-- Opening Marker --
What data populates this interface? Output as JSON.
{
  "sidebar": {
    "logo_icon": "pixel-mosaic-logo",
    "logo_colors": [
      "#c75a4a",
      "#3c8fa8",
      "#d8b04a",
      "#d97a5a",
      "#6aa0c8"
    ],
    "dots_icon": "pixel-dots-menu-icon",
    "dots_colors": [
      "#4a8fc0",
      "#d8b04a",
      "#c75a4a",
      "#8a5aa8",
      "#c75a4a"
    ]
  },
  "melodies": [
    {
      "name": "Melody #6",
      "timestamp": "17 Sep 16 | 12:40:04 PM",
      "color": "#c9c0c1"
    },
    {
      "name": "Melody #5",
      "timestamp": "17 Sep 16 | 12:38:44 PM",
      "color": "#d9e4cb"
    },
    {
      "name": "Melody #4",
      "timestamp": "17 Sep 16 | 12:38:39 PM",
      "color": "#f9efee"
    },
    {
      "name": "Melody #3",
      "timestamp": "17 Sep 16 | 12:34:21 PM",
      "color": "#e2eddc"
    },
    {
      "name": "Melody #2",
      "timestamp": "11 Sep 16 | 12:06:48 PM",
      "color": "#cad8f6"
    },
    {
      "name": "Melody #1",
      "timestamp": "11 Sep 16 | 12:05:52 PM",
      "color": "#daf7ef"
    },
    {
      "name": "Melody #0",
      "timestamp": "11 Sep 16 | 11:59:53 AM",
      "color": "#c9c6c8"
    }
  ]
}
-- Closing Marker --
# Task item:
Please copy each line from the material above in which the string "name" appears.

# Reply:
      "name": "Melody #6",
      "name": "Melody #5",
      "name": "Melody #4",
      "name": "Melody #3",
      "name": "Melody #2",
      "name": "Melody #1",
      "name": "Melody #0",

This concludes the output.